They plan every aspect of their lives, both in the short and the long term; and never trust spontaneity or leave
things to sort themselves out. Micro-managers always prepare themselves thoroughly and pay full attention
to statistical and technical data. They are very conscientious, and persist with all tasks until they are fully
completed. They tend to be excellent administrators and bureaucrats.
However, someone who overly micro-manages may rely too heavily on structure, rules and detail. They may be
inflexible and have difficulty in adapting their behaviour to new circumstances and challenges. Their emphasis
on method and rule-following may limit their competence in dealing with unstructured situations, or decisions
for which inadequate data is available. Their main problem is likely to be that many other people do not thrive on
being micro-managed. As one progresses to higher levels of management, the style of being a micro-manager
tends to become less successful.
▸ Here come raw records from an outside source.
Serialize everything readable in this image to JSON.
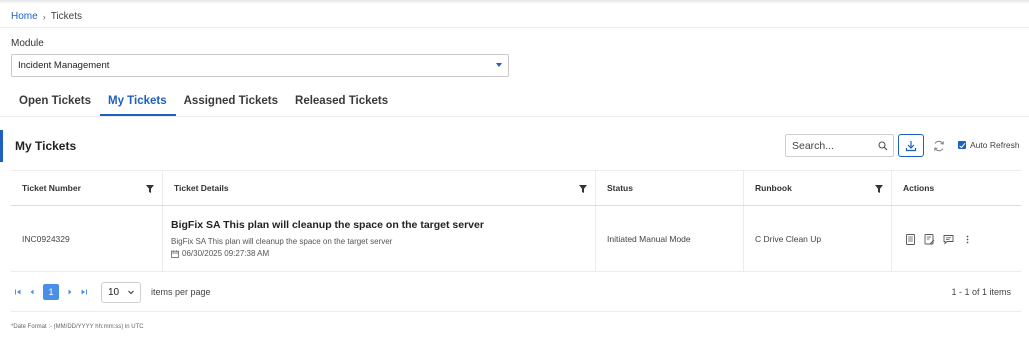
{
  "breadcrumb": {
    "home": "Home",
    "separator": "›",
    "current": "Tickets"
  },
  "module": {
    "label": "Module",
    "selected": "Incident Management"
  },
  "tabs": [
    {
      "label": "Open Tickets",
      "active": false
    },
    {
      "label": "My Tickets",
      "active": true
    },
    {
      "label": "Assigned Tickets",
      "active": false
    },
    {
      "label": "Released Tickets",
      "active": false
    }
  ],
  "section": {
    "title": "My Tickets"
  },
  "toolbar": {
    "search_placeholder": "Search...",
    "auto_refresh_label": "Auto Refresh",
    "auto_refresh_checked": true
  },
  "table": {
    "columns": [
      "Ticket Number",
      "Ticket Details",
      "Status",
      "Runbook",
      "Actions"
    ],
    "rows": [
      {
        "ticket_number": "INC0924329",
        "title": "BigFix SA This plan will cleanup the space on the target server",
        "description": "BigFix SA This plan will cleanup the space on the target server",
        "timestamp": "06/30/2025 09:27:38 AM",
        "status": "Initiated Manual Mode",
        "runbook": "C Drive Clean Up"
      }
    ]
  },
  "pagination": {
    "current_page": "1",
    "page_size": "10",
    "items_per_page_label": "items per page",
    "range_text": "1 - 1 of 1 items"
  },
  "footnote": "*Date Format :- (MM/DD/YYYY hh:mm:ss) in UTC",
  "colors": {
    "accent": "#1f5fbf",
    "page_active": "#4a8fe7"
  }
}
6. Conclusion
Derailment represents a significant development challenge for individuals as well as being a key concern for
organisations wishing to manage the risk of leadership failure. Assessment of personality traits can highlight
derailment factors and potential career limitation.
This information can be used when selecting new leaders to mitigate against the derailment potential associated
with their personality. It can be used as part of a structured development programme for managers whose
profiles exhibit the potential for derailment.
In this regard, putting in place the necessary assessment and developmental support is critical to ensure leaders
are aware of their own potential risks and are able to grow with the challenges they face and manage these.
A sample Derailment Report is available by emailing Talent Q at info@talentq.co.uk or visiting
www.talentqgroup.com/assessments/dimensions/

06WP01022010

Talent Q Ltd 2010